===== LISTED RECORDS =====

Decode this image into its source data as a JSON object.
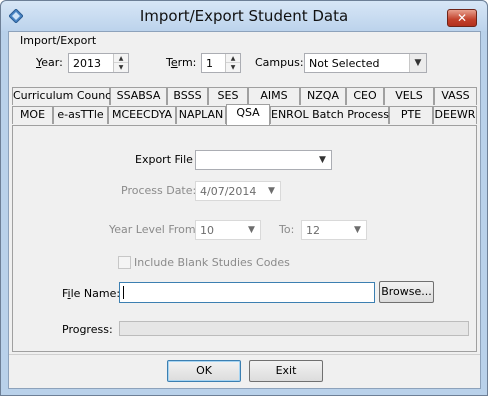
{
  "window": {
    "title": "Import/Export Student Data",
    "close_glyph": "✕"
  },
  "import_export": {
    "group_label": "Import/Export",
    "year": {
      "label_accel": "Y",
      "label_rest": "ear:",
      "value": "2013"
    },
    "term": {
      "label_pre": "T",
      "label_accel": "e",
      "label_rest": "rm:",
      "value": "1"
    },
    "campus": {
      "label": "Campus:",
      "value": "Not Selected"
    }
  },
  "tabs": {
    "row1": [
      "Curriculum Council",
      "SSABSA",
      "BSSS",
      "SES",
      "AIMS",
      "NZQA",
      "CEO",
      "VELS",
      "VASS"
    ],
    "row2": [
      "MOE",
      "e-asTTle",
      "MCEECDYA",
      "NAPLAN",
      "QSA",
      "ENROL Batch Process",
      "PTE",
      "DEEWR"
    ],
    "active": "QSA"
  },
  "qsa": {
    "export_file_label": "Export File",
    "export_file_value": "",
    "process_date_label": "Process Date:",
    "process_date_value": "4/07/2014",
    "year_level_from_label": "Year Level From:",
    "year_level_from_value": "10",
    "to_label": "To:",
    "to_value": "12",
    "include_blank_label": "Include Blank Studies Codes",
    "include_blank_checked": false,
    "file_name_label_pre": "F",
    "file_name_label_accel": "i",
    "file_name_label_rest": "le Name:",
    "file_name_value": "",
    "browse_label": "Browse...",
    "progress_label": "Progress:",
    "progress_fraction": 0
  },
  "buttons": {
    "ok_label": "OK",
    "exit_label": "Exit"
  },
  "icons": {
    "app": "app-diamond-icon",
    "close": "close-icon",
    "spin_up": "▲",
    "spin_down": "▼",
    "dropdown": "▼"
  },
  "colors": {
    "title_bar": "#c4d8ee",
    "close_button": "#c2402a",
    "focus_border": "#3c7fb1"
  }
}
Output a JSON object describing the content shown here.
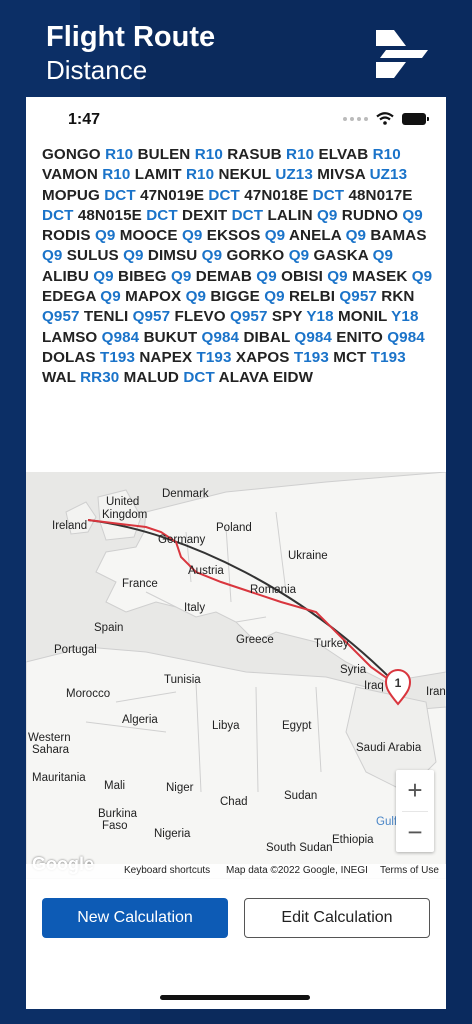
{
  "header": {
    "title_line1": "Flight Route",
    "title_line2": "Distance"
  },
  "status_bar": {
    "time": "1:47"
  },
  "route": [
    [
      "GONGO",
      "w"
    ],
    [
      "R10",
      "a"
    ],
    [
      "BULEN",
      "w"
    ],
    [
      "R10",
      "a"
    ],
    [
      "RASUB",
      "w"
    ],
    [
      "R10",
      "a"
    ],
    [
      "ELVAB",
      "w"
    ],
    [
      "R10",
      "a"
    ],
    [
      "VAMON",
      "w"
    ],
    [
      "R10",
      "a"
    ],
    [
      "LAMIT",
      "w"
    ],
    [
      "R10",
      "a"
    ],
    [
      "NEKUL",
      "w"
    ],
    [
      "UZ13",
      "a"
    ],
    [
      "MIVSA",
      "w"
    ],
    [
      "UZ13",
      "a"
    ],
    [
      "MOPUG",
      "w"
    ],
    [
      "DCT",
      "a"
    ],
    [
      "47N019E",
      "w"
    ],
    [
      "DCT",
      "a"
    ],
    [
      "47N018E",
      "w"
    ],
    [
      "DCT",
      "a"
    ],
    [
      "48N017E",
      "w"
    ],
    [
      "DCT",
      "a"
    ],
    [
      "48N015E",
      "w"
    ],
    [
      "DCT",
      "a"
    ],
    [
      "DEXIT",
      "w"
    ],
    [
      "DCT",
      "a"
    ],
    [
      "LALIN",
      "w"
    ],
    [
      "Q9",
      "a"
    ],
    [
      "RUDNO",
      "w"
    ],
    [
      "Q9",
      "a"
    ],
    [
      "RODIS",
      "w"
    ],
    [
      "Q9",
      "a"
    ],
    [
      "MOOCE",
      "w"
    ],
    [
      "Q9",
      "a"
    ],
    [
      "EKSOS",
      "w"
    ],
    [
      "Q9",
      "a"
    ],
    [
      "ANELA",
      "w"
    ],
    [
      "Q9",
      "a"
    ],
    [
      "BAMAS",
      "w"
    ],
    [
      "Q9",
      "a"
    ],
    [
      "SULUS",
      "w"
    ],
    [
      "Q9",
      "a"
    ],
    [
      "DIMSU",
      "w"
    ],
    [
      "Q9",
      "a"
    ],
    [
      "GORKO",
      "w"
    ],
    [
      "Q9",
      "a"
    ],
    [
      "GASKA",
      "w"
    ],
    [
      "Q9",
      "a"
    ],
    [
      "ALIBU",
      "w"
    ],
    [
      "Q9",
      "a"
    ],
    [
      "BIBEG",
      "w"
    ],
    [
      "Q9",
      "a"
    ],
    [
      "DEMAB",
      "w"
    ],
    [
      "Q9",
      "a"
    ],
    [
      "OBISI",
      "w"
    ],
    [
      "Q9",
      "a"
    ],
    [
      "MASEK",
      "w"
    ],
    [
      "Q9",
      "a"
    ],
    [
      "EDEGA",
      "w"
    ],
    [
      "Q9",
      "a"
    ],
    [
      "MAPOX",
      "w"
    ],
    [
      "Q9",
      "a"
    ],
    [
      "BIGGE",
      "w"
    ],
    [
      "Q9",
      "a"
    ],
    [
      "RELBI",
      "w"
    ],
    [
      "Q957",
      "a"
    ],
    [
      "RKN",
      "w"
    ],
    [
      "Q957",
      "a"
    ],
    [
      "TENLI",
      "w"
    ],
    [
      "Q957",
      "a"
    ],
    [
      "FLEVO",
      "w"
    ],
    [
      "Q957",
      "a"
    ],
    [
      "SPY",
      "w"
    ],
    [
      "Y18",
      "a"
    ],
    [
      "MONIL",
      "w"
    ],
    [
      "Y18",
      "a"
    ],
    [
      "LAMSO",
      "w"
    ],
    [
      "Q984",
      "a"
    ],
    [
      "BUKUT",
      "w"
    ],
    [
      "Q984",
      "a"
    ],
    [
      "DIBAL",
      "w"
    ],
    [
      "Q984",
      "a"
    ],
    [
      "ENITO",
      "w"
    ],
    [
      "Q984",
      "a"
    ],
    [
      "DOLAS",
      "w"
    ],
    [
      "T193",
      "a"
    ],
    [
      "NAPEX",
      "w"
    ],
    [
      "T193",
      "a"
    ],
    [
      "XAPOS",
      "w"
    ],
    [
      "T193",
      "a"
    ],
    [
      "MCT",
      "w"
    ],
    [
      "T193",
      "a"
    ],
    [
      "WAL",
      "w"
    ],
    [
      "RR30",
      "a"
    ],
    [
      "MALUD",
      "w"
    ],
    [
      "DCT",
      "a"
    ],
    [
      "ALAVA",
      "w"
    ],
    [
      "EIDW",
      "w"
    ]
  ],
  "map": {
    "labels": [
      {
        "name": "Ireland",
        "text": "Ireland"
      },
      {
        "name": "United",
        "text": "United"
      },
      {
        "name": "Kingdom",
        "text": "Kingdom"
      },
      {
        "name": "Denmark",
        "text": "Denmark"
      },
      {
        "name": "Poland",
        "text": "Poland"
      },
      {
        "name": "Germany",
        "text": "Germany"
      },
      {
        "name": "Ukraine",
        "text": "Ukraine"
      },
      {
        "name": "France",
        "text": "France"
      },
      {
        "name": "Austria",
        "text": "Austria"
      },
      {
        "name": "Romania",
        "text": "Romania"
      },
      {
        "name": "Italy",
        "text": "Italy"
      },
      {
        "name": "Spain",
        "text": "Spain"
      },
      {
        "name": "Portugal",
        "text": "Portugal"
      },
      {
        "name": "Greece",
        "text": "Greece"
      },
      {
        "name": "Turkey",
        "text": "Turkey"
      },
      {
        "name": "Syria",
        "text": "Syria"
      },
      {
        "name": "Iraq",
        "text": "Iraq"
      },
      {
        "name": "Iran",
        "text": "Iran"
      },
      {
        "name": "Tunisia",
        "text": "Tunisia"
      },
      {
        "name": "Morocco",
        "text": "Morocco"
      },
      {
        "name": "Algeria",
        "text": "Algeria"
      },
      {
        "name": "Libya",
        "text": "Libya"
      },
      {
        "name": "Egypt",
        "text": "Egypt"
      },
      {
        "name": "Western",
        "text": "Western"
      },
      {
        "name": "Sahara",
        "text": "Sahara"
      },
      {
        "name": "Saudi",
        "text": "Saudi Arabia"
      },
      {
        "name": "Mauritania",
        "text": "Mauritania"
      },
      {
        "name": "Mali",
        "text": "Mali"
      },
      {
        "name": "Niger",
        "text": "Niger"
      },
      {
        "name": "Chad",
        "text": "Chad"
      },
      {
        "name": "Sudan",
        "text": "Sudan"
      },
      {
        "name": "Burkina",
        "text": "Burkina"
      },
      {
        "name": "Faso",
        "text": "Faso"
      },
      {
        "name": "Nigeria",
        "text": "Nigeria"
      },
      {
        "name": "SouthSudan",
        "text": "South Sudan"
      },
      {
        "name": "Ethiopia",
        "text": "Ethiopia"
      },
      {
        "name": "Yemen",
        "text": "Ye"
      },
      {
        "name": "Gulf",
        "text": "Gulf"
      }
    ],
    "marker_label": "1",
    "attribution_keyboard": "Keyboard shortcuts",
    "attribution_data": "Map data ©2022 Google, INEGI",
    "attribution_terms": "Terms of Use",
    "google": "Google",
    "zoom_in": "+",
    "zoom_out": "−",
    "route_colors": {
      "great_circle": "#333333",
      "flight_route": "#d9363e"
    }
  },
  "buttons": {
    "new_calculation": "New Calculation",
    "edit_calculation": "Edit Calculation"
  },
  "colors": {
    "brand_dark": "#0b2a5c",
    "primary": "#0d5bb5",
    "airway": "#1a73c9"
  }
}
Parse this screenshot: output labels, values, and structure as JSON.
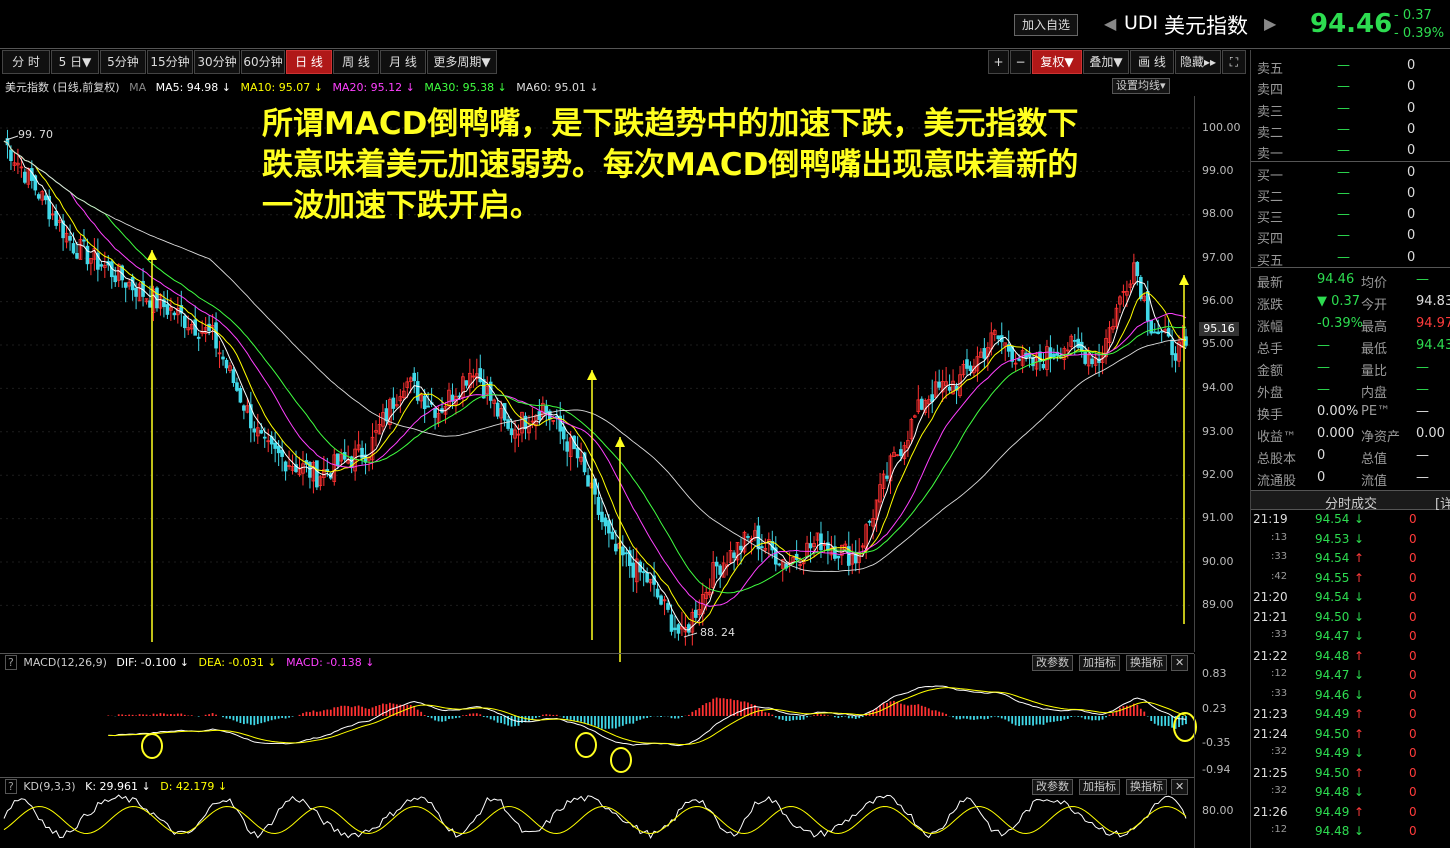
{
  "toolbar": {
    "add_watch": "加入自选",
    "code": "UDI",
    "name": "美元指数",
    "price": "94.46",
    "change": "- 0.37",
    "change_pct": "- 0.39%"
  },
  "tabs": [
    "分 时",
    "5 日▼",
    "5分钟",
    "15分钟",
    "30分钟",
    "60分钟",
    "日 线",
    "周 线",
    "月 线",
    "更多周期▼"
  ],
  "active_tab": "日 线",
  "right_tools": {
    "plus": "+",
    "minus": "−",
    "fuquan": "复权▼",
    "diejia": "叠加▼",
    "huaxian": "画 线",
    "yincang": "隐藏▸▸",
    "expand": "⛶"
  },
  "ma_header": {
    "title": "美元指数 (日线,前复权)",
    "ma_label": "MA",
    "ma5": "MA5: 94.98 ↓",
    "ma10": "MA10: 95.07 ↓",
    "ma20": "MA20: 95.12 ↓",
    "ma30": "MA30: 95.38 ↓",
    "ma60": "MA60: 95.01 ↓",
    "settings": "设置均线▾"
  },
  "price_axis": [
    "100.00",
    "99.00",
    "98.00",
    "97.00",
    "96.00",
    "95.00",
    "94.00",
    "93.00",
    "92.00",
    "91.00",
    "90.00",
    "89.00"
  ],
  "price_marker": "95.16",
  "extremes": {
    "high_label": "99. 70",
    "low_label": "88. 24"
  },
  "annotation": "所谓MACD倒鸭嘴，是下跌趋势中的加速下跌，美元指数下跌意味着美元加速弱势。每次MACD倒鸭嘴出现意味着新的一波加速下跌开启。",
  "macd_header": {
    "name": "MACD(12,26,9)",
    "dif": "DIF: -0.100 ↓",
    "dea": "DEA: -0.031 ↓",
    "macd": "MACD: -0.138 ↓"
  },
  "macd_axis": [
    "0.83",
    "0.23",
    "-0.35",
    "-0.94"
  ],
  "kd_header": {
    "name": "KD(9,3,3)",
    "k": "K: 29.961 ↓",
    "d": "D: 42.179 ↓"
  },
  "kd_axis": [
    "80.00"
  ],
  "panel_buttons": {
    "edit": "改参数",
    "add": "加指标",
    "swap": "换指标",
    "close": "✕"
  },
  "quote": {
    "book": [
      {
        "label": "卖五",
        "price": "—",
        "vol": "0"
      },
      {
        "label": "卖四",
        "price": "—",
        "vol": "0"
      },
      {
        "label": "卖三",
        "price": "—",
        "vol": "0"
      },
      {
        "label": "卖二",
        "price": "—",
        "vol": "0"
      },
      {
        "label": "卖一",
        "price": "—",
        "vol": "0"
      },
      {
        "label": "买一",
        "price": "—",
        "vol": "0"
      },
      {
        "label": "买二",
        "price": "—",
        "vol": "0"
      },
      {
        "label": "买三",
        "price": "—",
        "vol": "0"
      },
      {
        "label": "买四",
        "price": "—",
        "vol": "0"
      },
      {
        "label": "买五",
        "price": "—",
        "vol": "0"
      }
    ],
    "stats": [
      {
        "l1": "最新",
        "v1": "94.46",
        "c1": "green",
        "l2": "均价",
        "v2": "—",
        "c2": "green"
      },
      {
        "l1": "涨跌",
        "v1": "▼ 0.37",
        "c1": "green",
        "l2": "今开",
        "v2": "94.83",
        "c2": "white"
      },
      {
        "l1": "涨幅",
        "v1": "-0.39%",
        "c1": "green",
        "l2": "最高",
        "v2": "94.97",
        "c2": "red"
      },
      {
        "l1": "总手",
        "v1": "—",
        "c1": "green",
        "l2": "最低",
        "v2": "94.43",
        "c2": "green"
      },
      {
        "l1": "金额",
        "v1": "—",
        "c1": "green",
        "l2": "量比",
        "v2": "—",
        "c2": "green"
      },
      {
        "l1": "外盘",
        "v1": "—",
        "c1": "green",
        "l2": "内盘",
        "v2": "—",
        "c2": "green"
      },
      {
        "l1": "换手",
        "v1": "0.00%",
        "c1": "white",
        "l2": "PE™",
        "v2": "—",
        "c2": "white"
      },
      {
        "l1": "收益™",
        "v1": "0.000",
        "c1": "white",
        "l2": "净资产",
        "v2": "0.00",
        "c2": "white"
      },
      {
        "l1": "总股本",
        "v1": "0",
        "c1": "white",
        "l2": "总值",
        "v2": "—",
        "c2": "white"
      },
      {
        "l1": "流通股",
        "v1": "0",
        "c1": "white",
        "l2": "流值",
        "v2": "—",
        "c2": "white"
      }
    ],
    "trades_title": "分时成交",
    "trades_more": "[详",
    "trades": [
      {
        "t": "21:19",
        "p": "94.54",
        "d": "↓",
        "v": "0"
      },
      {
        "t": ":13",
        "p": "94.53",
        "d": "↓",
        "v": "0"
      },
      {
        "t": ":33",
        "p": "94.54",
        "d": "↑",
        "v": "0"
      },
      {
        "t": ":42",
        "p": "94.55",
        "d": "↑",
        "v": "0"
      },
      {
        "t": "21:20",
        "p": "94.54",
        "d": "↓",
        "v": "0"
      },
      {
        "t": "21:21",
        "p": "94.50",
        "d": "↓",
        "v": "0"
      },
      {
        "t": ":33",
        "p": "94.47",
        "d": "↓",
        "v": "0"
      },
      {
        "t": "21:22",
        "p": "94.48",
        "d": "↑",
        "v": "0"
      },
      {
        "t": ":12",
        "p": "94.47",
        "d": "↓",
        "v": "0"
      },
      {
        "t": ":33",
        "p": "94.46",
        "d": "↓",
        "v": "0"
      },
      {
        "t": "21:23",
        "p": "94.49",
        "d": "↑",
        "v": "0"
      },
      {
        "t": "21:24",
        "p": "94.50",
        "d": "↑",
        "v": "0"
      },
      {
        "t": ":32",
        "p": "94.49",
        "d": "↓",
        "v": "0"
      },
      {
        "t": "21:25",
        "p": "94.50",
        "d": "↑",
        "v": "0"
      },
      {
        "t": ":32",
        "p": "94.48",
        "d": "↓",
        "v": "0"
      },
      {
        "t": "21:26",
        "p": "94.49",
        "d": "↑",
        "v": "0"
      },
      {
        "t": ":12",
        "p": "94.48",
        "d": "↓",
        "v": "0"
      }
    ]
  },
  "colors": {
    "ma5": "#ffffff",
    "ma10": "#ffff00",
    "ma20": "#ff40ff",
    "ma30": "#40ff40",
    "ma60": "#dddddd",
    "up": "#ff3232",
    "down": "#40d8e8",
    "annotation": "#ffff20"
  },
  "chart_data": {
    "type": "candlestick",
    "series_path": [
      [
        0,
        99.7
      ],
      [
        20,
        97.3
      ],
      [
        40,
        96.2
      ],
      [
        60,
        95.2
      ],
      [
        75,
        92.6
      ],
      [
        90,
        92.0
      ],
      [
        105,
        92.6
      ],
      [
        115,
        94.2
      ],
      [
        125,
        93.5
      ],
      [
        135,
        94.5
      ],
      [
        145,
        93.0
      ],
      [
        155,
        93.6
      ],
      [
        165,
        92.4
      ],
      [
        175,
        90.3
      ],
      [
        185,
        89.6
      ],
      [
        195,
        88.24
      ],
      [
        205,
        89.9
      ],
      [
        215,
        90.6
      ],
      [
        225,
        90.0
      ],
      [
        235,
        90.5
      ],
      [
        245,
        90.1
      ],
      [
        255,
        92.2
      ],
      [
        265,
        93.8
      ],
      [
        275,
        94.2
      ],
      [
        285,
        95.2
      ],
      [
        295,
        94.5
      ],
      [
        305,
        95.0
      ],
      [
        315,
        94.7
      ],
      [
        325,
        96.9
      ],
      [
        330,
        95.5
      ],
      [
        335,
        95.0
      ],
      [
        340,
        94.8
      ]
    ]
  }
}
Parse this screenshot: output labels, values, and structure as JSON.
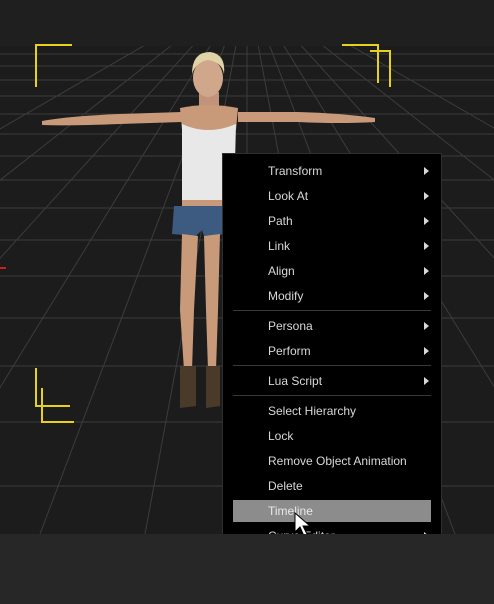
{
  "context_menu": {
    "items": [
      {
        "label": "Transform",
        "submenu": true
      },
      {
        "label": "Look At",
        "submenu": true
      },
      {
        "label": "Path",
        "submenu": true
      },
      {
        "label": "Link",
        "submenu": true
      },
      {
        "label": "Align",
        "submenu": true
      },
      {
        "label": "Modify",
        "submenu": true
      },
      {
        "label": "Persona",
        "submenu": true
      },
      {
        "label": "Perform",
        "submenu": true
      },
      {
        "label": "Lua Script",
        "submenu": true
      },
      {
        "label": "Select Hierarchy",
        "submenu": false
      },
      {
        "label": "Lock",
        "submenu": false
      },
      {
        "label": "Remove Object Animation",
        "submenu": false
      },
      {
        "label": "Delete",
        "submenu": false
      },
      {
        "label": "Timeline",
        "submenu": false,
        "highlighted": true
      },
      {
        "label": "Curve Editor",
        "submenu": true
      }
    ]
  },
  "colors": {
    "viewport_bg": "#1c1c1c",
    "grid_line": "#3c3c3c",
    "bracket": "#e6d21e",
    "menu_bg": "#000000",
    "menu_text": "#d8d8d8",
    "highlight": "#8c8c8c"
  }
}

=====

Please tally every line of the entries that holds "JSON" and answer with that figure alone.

4